Eighteenth-Century Digitisation At UCL
By Tabitha Tuckett, on 24 June 2022
This post was written by Caroline Kimbell, UCL Library Services
Allow me to introduce myself and ECCO: I’m Interim Head of Commercial Licensing and Digitisation, which involves working with publishers to identify rare books and archives for online publication, earning royalty income for the libraries, acquiring preservation images, free or discounted access to online resources and, after a suitable contractual period, allowing us to re-use digital content in any way. In a previous career in publishing, I worked on developing “ECCO” – Gale’s Eighteenth-Century Collections Online.
Working out how many books were published in the 18th century, in the English language or in English-speaking countries has been an ambition of the library world since 1977, and the current answer according to the English Short Title Catalogue (ESTC) is 351,689 held across 2,000 libraries.
You may imagine that this epic project was completed years ago, and that everything listed by ESTC would be available in ECCO or elsewhere? Not so.
For a few years now, a “final” tranche of digitisation has been in preparation to supplement ECCO’s current 180,000 titles. The “long list” for this third tranche currently stands at 78,000 titles. UCL is not an 18th century library, and when I arrived, I imagined that we would have little eligible material. I was wrong. We will be contributing about 320 items totalling around 66,000 pages, of which 59 have been accredited by ESTC as brand new entries – in other words, unique, first-time discoveries.
Many of these new finds are in UCL core subjects and include books on the volcanos of Sicily, agricultural enclosure, the structure of human teeth, works by Joseph Priestly and a Compleat History of Drugs from 1737. One among UCL’s thousands of eligible titles, inexplicably absent from Penguin Classics, “Human ordure, botanically considered” (1757), is already on ECCO but surely worth a mention?
Among female authors it is splendid to find An Essay on Combustion 1794 by Mrs Elizabeth Fulhame, “the first solo woman researcher in chemistry”, Mary Wollstonecraft on the French Revolution, the prolific Mary de la Rivière, or even a 4-part Ladies Astronomy from 1738, in which the Sun smiles approachably for female readers (fig.1)
We will also be contributing new-to-ESTC editions by major authors – Swift, Defoe, Pope, Beckford – astonishingly still coming to light in 2022. Our 1787 Mohawk language Book of Common Prayer is already online, but when it comes to travel and the exotic, we have real delights – such as new-to-ESTC, “Four letters concerning the growth of grape vines in the Island of Bermudas” from 1741 (worth a try), and a rare 1746 London edition of sci-fi novel A journey to the world under-ground by Norwegian satirist Ludwig Holberg (as in Grieg’s tribute Suite) for anyone who had ever wondered what a Baroque Dr Who monster might look like (fig.2).Many of the concerns reflected in these works are mundane: parliamentary bills about pot-holes which have slipped all digital nets and a newly discovered Act from 1762 “for preventing annoyances” – still to take effect.
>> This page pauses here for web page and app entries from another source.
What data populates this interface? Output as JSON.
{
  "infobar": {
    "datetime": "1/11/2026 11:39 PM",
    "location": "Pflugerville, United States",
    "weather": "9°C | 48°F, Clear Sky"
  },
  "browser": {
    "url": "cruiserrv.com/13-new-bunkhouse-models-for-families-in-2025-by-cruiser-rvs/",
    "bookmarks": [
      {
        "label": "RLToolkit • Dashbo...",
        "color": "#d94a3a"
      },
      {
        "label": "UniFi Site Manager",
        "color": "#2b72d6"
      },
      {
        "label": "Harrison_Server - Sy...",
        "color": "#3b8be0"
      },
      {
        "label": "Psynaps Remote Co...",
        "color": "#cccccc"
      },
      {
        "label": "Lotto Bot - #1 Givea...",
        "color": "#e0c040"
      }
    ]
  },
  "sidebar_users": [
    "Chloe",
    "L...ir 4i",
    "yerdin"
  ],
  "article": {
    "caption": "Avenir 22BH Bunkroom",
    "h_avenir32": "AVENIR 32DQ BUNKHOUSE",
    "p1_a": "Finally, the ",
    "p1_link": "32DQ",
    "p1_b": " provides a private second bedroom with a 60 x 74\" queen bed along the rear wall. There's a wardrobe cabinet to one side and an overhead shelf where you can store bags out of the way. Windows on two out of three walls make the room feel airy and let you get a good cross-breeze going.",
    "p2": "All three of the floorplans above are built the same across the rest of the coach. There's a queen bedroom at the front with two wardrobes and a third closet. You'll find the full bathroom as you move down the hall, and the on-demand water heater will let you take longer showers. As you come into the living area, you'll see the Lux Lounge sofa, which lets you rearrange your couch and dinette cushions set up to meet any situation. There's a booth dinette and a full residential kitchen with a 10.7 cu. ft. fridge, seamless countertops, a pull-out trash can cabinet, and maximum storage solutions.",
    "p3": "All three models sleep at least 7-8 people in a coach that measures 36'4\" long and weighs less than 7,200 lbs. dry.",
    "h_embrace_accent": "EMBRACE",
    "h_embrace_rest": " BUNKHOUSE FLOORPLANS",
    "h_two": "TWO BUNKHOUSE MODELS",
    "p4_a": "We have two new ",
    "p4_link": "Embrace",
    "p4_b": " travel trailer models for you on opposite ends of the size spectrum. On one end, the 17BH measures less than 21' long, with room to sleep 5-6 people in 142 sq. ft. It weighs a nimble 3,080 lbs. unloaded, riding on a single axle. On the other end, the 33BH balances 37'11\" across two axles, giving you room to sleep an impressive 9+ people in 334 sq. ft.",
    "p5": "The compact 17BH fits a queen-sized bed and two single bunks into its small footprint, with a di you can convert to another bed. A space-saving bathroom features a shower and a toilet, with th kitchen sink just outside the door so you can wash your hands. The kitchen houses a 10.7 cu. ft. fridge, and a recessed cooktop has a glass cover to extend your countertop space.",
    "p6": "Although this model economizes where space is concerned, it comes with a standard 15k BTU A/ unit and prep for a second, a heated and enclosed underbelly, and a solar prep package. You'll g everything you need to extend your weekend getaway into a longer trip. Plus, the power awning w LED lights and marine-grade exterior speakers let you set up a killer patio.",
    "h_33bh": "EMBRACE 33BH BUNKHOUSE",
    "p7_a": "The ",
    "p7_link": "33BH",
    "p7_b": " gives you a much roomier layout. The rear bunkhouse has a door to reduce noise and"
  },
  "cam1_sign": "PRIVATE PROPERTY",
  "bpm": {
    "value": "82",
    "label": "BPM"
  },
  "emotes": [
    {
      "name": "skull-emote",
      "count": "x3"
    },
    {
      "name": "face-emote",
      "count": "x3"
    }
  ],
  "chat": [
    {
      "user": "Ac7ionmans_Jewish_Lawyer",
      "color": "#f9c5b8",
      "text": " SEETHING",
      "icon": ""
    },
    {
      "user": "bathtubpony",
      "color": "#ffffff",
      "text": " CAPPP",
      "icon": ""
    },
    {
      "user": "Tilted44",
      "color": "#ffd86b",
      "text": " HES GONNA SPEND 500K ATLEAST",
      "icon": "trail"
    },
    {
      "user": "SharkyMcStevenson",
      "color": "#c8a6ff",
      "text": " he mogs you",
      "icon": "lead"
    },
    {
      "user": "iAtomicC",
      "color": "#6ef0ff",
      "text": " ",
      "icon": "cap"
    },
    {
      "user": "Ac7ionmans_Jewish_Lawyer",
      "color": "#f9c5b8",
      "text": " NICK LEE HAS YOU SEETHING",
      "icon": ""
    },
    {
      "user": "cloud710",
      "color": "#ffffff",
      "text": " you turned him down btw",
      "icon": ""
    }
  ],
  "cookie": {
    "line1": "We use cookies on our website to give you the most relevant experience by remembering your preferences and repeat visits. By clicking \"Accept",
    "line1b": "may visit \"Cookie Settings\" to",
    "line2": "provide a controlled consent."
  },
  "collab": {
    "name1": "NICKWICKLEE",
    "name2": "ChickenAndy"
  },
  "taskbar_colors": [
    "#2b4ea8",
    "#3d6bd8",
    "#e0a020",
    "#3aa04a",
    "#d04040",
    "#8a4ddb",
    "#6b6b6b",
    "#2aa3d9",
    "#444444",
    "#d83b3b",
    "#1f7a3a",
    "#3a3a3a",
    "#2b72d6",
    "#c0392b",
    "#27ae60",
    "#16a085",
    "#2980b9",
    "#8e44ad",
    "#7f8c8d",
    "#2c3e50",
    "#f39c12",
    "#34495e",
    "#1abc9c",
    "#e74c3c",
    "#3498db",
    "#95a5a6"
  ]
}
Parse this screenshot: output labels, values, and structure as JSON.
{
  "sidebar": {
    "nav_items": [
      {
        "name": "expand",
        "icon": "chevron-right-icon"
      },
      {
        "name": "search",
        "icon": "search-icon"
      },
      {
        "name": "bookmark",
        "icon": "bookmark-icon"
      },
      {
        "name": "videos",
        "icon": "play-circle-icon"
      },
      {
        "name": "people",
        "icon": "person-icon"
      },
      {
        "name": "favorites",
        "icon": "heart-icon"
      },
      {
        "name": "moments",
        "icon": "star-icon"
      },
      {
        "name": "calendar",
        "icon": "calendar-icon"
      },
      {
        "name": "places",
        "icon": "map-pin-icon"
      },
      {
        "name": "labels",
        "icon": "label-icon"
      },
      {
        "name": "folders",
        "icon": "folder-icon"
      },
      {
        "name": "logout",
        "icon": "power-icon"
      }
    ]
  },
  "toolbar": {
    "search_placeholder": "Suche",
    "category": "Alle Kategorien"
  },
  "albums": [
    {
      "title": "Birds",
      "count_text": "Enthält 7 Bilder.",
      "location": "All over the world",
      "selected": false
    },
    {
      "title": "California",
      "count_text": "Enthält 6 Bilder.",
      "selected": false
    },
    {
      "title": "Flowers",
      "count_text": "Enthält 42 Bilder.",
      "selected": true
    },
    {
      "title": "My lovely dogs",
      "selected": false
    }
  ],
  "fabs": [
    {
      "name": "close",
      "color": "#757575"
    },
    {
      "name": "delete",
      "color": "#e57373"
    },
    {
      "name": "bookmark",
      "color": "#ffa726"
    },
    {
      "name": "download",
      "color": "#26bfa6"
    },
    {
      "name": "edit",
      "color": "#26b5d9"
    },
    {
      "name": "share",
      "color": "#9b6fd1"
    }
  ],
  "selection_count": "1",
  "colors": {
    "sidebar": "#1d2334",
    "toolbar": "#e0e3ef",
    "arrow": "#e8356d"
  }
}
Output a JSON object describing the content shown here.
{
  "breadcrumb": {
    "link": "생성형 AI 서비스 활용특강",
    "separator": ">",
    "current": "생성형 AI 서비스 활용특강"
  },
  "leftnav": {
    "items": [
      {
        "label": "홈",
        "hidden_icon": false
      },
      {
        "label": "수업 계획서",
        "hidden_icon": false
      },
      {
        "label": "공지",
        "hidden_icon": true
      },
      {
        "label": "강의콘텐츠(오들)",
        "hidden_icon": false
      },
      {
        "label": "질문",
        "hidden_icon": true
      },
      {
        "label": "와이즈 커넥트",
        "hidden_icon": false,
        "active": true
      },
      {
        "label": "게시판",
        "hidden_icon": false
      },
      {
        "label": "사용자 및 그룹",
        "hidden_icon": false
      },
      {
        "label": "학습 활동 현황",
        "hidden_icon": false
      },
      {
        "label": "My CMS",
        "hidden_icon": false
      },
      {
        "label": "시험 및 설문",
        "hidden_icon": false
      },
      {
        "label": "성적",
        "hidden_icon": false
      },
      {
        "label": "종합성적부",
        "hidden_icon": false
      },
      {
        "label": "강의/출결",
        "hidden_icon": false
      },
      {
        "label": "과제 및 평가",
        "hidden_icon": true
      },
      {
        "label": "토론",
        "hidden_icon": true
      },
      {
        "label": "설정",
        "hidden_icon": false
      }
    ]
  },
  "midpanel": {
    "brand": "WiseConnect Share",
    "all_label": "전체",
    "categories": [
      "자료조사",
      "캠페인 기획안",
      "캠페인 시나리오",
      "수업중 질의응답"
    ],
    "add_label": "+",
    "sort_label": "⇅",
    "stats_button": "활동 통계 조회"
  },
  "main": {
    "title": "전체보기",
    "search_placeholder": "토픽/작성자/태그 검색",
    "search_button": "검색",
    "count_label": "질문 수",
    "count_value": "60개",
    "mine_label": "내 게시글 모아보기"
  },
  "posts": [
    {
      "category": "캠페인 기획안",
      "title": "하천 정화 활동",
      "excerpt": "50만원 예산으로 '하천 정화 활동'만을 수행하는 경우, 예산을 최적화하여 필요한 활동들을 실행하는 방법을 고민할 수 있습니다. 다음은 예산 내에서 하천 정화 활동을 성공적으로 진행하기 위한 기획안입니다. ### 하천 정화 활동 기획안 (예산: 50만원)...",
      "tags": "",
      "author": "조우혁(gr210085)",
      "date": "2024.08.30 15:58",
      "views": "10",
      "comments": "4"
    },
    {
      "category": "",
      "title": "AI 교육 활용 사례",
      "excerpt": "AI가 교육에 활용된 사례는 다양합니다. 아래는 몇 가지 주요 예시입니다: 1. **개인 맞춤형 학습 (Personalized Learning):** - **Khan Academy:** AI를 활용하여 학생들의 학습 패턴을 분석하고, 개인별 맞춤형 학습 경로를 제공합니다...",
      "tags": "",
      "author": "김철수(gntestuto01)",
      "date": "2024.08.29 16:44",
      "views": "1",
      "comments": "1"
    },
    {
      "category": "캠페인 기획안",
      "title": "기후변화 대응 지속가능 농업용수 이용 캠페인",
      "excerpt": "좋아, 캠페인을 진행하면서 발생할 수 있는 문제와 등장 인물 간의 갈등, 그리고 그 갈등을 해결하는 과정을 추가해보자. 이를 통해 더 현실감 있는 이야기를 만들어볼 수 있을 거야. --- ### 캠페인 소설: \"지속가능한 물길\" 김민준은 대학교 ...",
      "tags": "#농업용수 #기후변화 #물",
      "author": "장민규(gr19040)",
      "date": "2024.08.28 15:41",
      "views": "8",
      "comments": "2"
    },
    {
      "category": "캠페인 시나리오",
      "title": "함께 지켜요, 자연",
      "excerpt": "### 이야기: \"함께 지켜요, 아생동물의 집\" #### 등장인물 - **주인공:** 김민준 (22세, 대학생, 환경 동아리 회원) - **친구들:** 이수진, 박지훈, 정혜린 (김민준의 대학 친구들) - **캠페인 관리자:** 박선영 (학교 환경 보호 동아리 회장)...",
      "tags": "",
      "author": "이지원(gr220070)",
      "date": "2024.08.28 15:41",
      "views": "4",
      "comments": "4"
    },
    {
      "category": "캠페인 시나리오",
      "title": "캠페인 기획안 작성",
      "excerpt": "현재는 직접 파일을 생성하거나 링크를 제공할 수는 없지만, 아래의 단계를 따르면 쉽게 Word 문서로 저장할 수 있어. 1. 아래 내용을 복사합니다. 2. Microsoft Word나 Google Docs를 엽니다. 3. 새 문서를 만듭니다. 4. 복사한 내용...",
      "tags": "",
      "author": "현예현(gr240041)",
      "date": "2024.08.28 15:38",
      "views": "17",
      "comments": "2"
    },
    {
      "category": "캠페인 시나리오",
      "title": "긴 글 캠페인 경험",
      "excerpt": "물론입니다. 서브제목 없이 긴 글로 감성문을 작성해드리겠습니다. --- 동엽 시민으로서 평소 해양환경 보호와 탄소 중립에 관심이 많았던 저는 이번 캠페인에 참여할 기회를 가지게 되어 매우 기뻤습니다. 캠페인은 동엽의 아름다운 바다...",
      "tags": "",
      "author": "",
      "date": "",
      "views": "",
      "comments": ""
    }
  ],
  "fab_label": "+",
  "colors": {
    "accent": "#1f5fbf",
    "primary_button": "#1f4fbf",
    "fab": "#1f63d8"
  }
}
Alongside the irritations of urban life, we find pleasures and pastimes – A walk from St. James’s to Convent-Garden from 1717 and proto-Puzzler magazine “The British Oracle” from 1769 (“enigmas, paradoxes, rebusses, queries, epigrams & repartees”) both new to ESTC. Then there’s a 1779 edition of Hoyle’s Games: “whist, quadrille, piquet, chefs, back-gammon, draughts, cricket, tennis, quinze, hazard, lansquenet, and billiards”, or back outdoors “A dissertation on oriental gardening”, books on gunnery and the shoeing of horses along with plays from the Theatres Royal, poems and society gossip.
Unfortunately, data-combing our 18th century holdings against ESTC and the online landscape has revealed a backlog of wrinkles which are being addressed, in part by our wonderful placement student Ollie Nelmes: only 61% of our 18th century holdings were recorded on ESTC, but this project gives us a fantastic opportunity to refresh the collections, improve and enhance their discoverability and step forward as a rich repository of 18th century rare, and in some cases, unique books.